  16. 16. INSIGHTS/IDEAS FOR MY PROJECT  Application of similar methodology  Combination of textual, graphic and UI elements  Study of target users’ perception/intuition  Application of Cognitive Dimensions framework  Extension of edit-by-example approach 16
  17. 17. QUESTION GROUPS Evaluation Regular expressions End-user mindset Experts vs nonexperienced programmers Real source maintenance concerns Other 17
  18. 18. QUESTIONS: EVALUATION Zhang, Chaoqiang: I am a little bit surprised that the evaluation part of this part only has treatment group and no control group. In my mind, if they could have another group to use sed utility(maybe give them a little bit training) and see if they could finish the task better, and the comparison of these two groups maybe make the evaluation more convincing Mihai Codoban: The evaluation does not compare how much better iXj is in comparison to existing techniques (refactorings, “errors as todos”, etc). Does this disqualify the authors’ statements that iXj is easier, faster and more intuitive than current approaches? Is it just a fancy language aware regular expression editor? 18

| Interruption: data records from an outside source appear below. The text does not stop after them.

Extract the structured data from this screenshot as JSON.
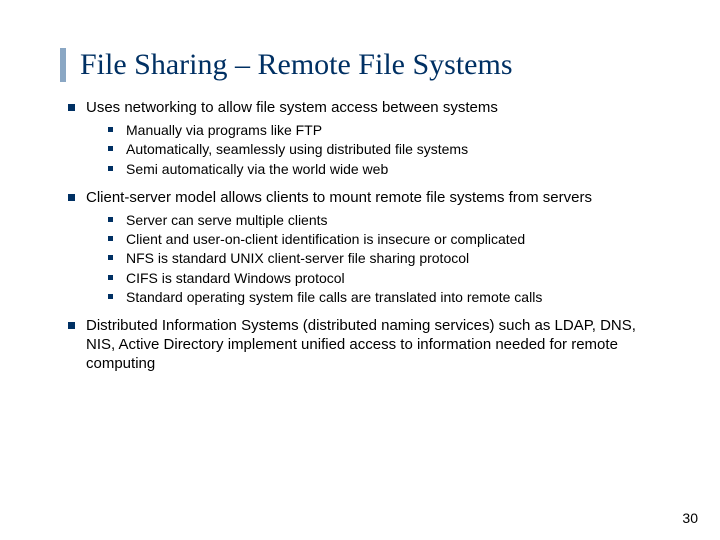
{
  "title": "File Sharing – Remote File Systems",
  "page_number": "30",
  "bullets": [
    {
      "text": "Uses networking to allow file system access between systems",
      "sub": [
        "Manually via programs like FTP",
        "Automatically, seamlessly using distributed file systems",
        "Semi automatically via the world wide web"
      ]
    },
    {
      "text": "Client-server model allows clients to mount remote file systems from servers",
      "sub": [
        "Server can serve multiple clients",
        "Client and user-on-client identification is insecure or complicated",
        "NFS is standard UNIX client-server file sharing protocol",
        "CIFS is standard Windows protocol",
        "Standard operating system file calls are translated into remote calls"
      ]
    },
    {
      "text": "Distributed Information Systems (distributed naming services) such as LDAP, DNS, NIS, Active Directory implement unified access to information needed for remote computing",
      "sub": []
    }
  ]
}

  19. 19. QUESTIONS: REGULAR EXPRESSIONS   Zhang, Chaoqiang: I am sort of concerned about this language's expressive power. Can it generally express any regular expression? If it is not, maybe expert programmers (the target users of this language) would prefer polishing their regular expression skill to learning this tool? Michael Mendes: Do you think future versions of this tool should be IDE-independent, and why? 19
  20. 20. QUESTIONS:   END-USER MINDSET Jun Xie: In the paper, there is one statement: This design allows programmers to perform directmanipulation of a representation that aligns well with their mental model of source code. What is the programmers' mental model of source code? Michael Slater: I looked through this paper and couldn't find any listing of the programmers' mental models that were used to compare to the representations of the tool. I could see the basic Java code structure in the paper, but that was it. Is this paper claiming that programmers think of their software only in terms of the structures Java offers? Can we legitimately claim anything regarding programmers' mental models when the programmers didn't know the source code used in the study? 20
  21. 21. QUESTIONS: EXPERTS VS NON- EXPERTS    Catharina Vijay: How could iXj help people less experienced at code maintenance? Wojtek Rajski: I understand that iXj has experts in mind. But novice programmers will sometimes realize during the build process that they have to change how a fundamental part of the code works. How would the requirements for CDs change for intermediate level programmers? Krishna Pratik: I believe expert programmers would not be good participants as they might unintentionally portray using the tool as being too simple to use for code transformations. To better test the utility of the application, shouldn't the study be conducted by novice-middle experienced programmers? 21
  22. 22. QUESTIONS: OTHER William Jernigan: What can we do as study designers to avoid situations where participants may diverge from the expected behavior like Boshernitsan et al experience, cited in the Metrics section where the authors say: “two participants decided to perform several transformations that were not on the list, because they ‘seemed appropriate.” ?  William Jernigan: In the beginning stages of the design process, Boshernitsan et al studied development/change logs for TEX, XEmacs, and a transcript from Martin and Koss. How specific are these change logs to the design they wanted to achieve? How do we determine what to review and study when creating a design besides the specific user for whom we are designing?  22